▸ Task details
All pictures are to be dropped, and everything else in the data duplicated exactly.

/---

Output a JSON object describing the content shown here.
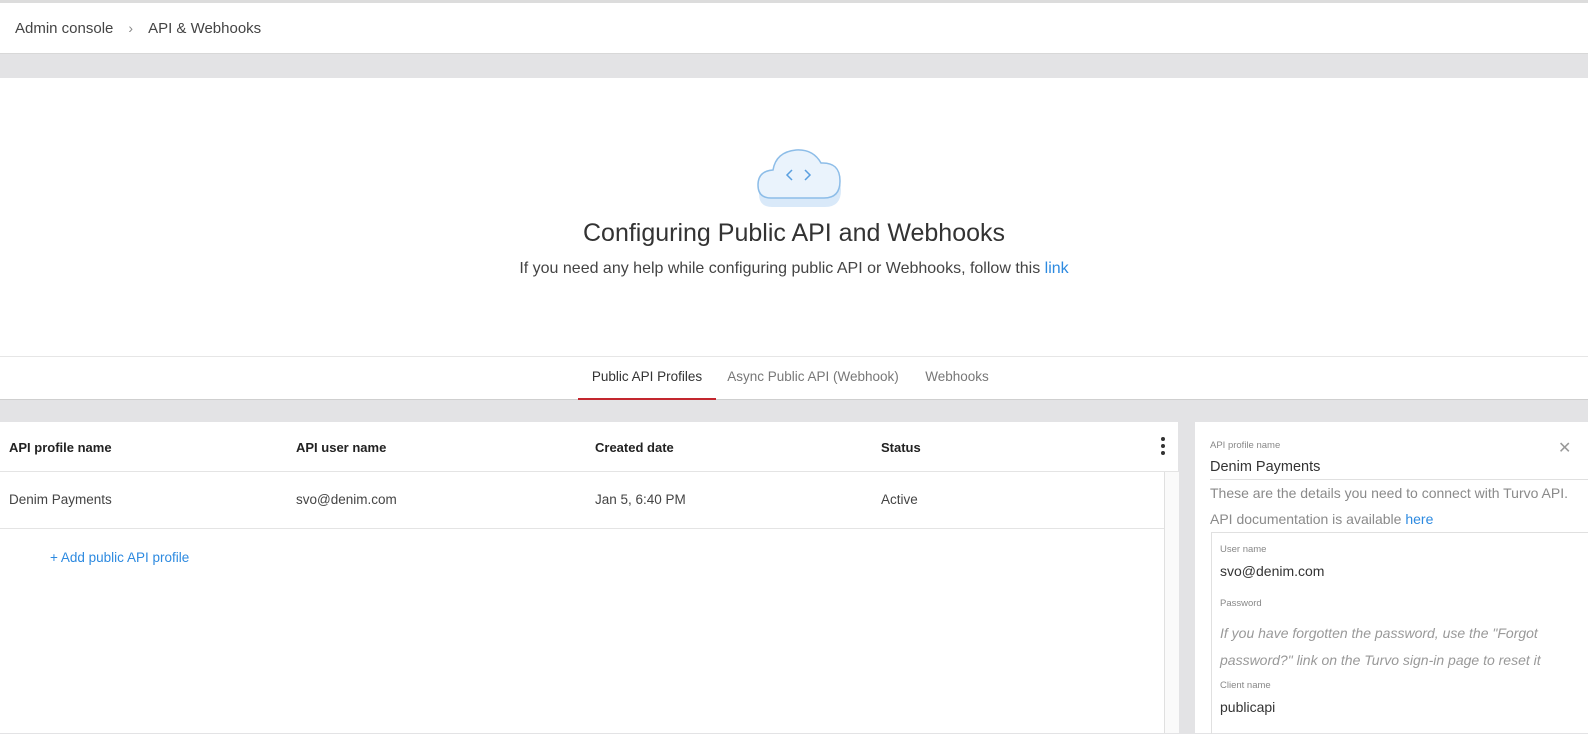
{
  "breadcrumb": {
    "root": "Admin console",
    "separator": "›",
    "current": "API & Webhooks"
  },
  "hero": {
    "icon": "cloud-code-icon",
    "title": "Configuring Public API and Webhooks",
    "subtitle": "If you need any help while configuring public API or Webhooks, follow this",
    "link_text": "link"
  },
  "tabs": [
    {
      "label": "Public API Profiles",
      "active": true
    },
    {
      "label": "Async Public API (Webhook)",
      "active": false
    },
    {
      "label": "Webhooks",
      "active": false
    }
  ],
  "table": {
    "columns": [
      "API profile name",
      "API user name",
      "Created date",
      "Status"
    ],
    "rows": [
      {
        "profile_name": "Denim Payments",
        "user_name": "svo@denim.com",
        "created": "Jan 5, 6:40 PM",
        "status": "Active"
      }
    ],
    "add_label": "+ Add public API profile",
    "menu_icon": "more-vertical-icon"
  },
  "details": {
    "profile_label": "API profile name",
    "profile_value": "Denim Payments",
    "info_line1": "These are the details you need to connect with Turvo API.",
    "info_line2": "API documentation is available",
    "doc_link": "here",
    "user_label": "User name",
    "user_value": "svo@denim.com",
    "password_label": "Password",
    "password_hint": "If you have forgotten the password, use the \"Forgot password?\" link on the Turvo sign-in page to reset it",
    "client_label": "Client name",
    "client_value": "publicapi",
    "close_icon": "close-icon"
  },
  "colors": {
    "accent_link": "#2d8ae0",
    "active_tab_underline": "#c3262e",
    "background": "#e3e3e5"
  }
}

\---

▸ Task result
Output a JSON object describing the content shown here.
{
  "breadcrumb": {
    "root": "Admin console",
    "separator": "›",
    "current": "API & Webhooks"
  },
  "hero": {
    "icon": "cloud-code-icon",
    "title": "Configuring Public API and Webhooks",
    "subtitle": "If you need any help while configuring public API or Webhooks, follow this",
    "link_text": "link"
  },
  "tabs": [
    {
      "label": "Public API Profiles",
      "active": true
    },
    {
      "label": "Async Public API (Webhook)",
      "active": false
    },
    {
      "label": "Webhooks",
      "active": false
    }
  ],
  "table": {
    "columns": [
      "API profile name",
      "API user name",
      "Created date",
      "Status"
    ],
    "rows": [
      {
        "profile_name": "Denim Payments",
        "user_name": "svo@denim.com",
        "created": "Jan 5, 6:40 PM",
        "status": "Active"
      }
    ],
    "add_label": "+ Add public API profile",
    "menu_icon": "more-vertical-icon"
  },
  "details": {
    "profile_label": "API profile name",
    "profile_value": "Denim Payments",
    "info_line1": "These are the details you need to connect with Turvo API.",
    "info_line2": "API documentation is available",
    "doc_link": "here",
    "user_label": "User name",
    "user_value": "svo@denim.com",
    "password_label": "Password",
    "password_hint": "If you have forgotten the password, use the \"Forgot password?\" link on the Turvo sign-in page to reset it",
    "client_label": "Client name",
    "client_value": "publicapi",
    "close_icon": "close-icon"
  },
  "colors": {
    "accent_link": "#2d8ae0",
    "active_tab_underline": "#c3262e",
    "background": "#e3e3e5"
  }
}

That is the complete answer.